All lines from the line containing "Decode this image" up to and including the last line of the entries must be written out exactly, with no others.

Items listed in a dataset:
>>>>>

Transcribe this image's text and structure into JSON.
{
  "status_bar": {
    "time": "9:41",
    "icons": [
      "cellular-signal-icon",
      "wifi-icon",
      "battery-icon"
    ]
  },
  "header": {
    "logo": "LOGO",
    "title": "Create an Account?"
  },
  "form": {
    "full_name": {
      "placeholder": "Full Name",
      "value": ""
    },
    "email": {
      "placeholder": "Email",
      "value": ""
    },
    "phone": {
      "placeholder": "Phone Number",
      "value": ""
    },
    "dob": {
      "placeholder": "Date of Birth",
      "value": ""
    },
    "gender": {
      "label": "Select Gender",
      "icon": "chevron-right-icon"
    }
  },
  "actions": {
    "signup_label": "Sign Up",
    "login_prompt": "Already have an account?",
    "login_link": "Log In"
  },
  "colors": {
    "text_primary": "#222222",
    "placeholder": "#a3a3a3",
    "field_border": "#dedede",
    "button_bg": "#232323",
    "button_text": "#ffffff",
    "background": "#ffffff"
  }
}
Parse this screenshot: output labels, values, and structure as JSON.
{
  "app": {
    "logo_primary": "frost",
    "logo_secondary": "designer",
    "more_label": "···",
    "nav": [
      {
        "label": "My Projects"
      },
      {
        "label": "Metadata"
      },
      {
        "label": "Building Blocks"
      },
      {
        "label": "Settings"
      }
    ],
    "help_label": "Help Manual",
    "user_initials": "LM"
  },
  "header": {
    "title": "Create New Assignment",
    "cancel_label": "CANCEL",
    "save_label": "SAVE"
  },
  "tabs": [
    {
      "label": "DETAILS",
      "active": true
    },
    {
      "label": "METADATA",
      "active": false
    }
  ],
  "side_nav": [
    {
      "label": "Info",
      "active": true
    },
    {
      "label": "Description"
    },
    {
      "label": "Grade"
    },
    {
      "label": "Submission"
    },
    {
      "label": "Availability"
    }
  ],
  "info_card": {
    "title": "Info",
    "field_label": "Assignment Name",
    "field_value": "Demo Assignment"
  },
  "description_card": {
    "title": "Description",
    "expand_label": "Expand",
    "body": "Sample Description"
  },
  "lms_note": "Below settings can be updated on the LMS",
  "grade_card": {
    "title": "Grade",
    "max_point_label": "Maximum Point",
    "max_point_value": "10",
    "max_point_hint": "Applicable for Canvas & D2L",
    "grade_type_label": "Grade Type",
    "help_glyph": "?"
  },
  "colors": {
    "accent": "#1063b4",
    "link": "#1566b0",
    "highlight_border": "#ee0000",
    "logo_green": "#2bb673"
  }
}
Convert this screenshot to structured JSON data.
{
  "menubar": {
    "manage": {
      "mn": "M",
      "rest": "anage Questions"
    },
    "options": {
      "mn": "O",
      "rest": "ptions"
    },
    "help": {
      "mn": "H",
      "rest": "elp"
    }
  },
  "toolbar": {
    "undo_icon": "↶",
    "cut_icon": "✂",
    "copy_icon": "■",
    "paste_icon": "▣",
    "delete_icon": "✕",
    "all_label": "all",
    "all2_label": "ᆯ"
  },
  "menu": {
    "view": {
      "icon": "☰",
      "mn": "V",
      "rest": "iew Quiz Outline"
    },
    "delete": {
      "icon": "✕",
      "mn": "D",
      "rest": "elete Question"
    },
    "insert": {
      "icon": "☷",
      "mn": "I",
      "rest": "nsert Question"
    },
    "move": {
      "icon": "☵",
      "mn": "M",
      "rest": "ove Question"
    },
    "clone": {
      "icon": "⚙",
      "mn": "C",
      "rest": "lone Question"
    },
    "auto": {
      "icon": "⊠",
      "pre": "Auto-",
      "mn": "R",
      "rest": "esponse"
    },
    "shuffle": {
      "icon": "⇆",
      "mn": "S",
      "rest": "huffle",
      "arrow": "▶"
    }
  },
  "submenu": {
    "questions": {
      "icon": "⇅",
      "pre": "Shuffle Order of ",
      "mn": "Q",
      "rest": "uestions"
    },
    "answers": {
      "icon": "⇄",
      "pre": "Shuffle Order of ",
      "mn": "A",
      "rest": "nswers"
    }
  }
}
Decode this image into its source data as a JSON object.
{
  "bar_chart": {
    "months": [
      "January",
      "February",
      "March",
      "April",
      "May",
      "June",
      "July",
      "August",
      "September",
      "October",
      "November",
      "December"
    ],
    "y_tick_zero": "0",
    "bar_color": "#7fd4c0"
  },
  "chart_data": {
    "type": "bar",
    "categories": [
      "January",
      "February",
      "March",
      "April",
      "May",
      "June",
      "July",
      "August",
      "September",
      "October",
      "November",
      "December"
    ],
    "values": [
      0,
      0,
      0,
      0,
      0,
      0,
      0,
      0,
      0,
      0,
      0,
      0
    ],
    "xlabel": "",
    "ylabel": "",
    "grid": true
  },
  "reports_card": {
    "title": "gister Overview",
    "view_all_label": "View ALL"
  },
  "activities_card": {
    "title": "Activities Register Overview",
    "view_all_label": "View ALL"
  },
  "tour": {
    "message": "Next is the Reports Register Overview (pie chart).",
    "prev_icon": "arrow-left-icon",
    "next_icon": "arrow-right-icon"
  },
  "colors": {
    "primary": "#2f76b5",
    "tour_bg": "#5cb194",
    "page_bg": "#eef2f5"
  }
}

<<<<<

:: OUTPUT OF THE EXERCISE ::
Decode this image into its source data as a JSON object.
{
  "bar_chart": {
    "months": [
      "January",
      "February",
      "March",
      "April",
      "May",
      "June",
      "July",
      "August",
      "September",
      "October",
      "November",
      "December"
    ],
    "y_tick_zero": "0",
    "bar_color": "#7fd4c0"
  },
  "chart_data": {
    "type": "bar",
    "categories": [
      "January",
      "February",
      "March",
      "April",
      "May",
      "June",
      "July",
      "August",
      "September",
      "October",
      "November",
      "December"
    ],
    "values": [
      0,
      0,
      0,
      0,
      0,
      0,
      0,
      0,
      0,
      0,
      0,
      0
    ],
    "xlabel": "",
    "ylabel": "",
    "grid": true
  },
  "reports_card": {
    "title": "gister Overview",
    "view_all_label": "View ALL"
  },
  "activities_card": {
    "title": "Activities Register Overview",
    "view_all_label": "View ALL"
  },
  "tour": {
    "message": "Next is the Reports Register Overview (pie chart).",
    "prev_icon": "arrow-left-icon",
    "next_icon": "arrow-right-icon"
  },
  "colors": {
    "primary": "#2f76b5",
    "tour_bg": "#5cb194",
    "page_bg": "#eef2f5"
  }
}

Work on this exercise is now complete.